machine learning
Cred­it: Pixabay/CC0 Pub­lic Domain

With the AI sum­mit well under­way, researchers are keen to raise the very real prob­lem asso­ci­at­ed with the technology—teaching it how to for­get.

Soci­ety is now abuzz with mod­ern AI and its excep­tion­al capa­bil­i­ties; we are con­stant­ly remind­ed its poten­tial ben­e­fits, across so many areas, per­me­at­ing prac­ti­cal­ly all facets of our lives—but also its dan­gers.

In an emerg­ing field of research, sci­en­tists are high­light­ing an impor­tant weapon in our arse­nal towards mit­i­gat­ing the risks of AI—“machine unlearn­ing.” They are help­ing to fig­ure out new ways of mak­ing AI mod­els known as deep neur­al net­works (DNNs) for­get data which pos­es a risk to soci­ety.

The prob­lem is re-train­ing AI pro­grams to “for­get” data is a very expen­sive and an ardu­ous task. Mod­ern DNNs such as those based on “Large Lan­guage Mod­els” (like Chat­G­PT, Bard, etc.) require mas­sive resources to be trained—and take weeks or months to do so. They also require tens of Gigawatt-hours of ener­gy for every train­ing pro­gram, some research esti­mat­ing as much ener­gy as to pow­er thou­sands on house­holds for one year.
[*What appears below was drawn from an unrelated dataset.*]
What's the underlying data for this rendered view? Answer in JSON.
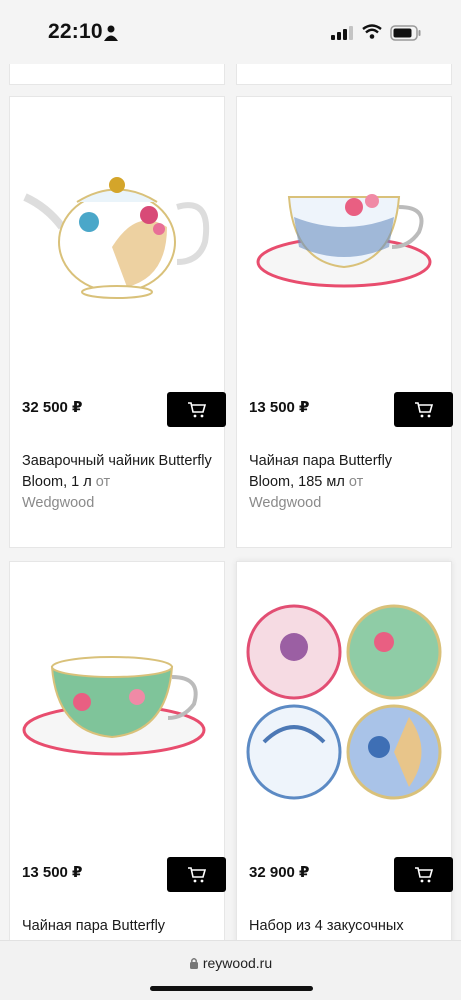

Machine Unlearn­ing is a bur­geon­ing field of research that could remove trou­ble­some data from DNNs quick­ly, cheap­ly and using less resources. The goal is to do so while con­tin­u­ing to ensure high accu­ra­cy. Com­put­er Sci­ence experts at the Uni­ver­si­ty of War­wick, in col­lab­o­ra­tion with Google Deep­Mind, are at the fore­front of this research.

Pro­fes­sor Peter Tri­antafil­lou, Depart­ment of Com­put­er Sci­ence, Uni­ver­si­ty of War­wick, recent­ly co-authored a pub­li­ca­tion “Towards Unbound­ed Machine Unlearn­ing,” which appears on the pre-print serv­er arX­iv. He said, “DNNs are extreme­ly com­plex struc­tures, com­prised of up to tril­lions of para­me­ters. Often, we lack a sol­id under­stand­ing of exact­ly how and why they achieve their goals. Giv­en their com­plex­i­ty, and the com­plex­i­ty and size of the datasets they are trained on, DNNs may be harm­ful to soci­ety.

“DNNs may be harm­ful, for exam­ple, by being trained on data with biases—thus prop­a­gat­ing neg­a­tive stereo­types. The data might reflect exist­ing prej­u­dices, stereo­types and faulty soci­etal assumptions—such as a bias that doc­tors are male, nurs­es female—or even racial prej­u­dices.

“DNNs might also con­tain data with ‘erro­neous annotations’—for exam­ple, the incor­rect label­ing of items, such as label­ing an image as being a deep fake or not.

“Alarm­ing­ly, DNNs may be trained on data which vio­lates the pri­va­cy of indi­vid­u­als. This pos­es a huge chal­lenge to mega-tech com­pa­nies, with sig­nif­i­cant leg­is­la­tion in place (for exam­ple GDPR) which aims to safe­guard the right to be forgotten—that is the right of any indi­vid­ual to request that their data be delet­ed from any dataset and AI pro­gram.

“Our recent research has derived a new ‘machine unlearn­ing’ algo­rithm that ensures DNNs can for­get dodgy data, with­out com­pro­mis­ing over­all AI per­for­mance. The algo­rithm can be intro­duced to the DNN, caus­ing it to specif­i­cal­ly for­get the data we need it to, with­out hav­ing to re-train it entire­ly from scratch again. It’s the only work that dif­fer­en­ti­at­ed the needs, require­ments, and met­rics for suc­cess among the three dif­fer­ent types of data need­ed to be for­got­ten: bias­es, erro­neous anno­ta­tions and issues of pri­va­cy.

“Machine unlearn­ing is an excit­ing field of research that can be an impor­tant tool towards mit­i­gat­ing the risks of AI.”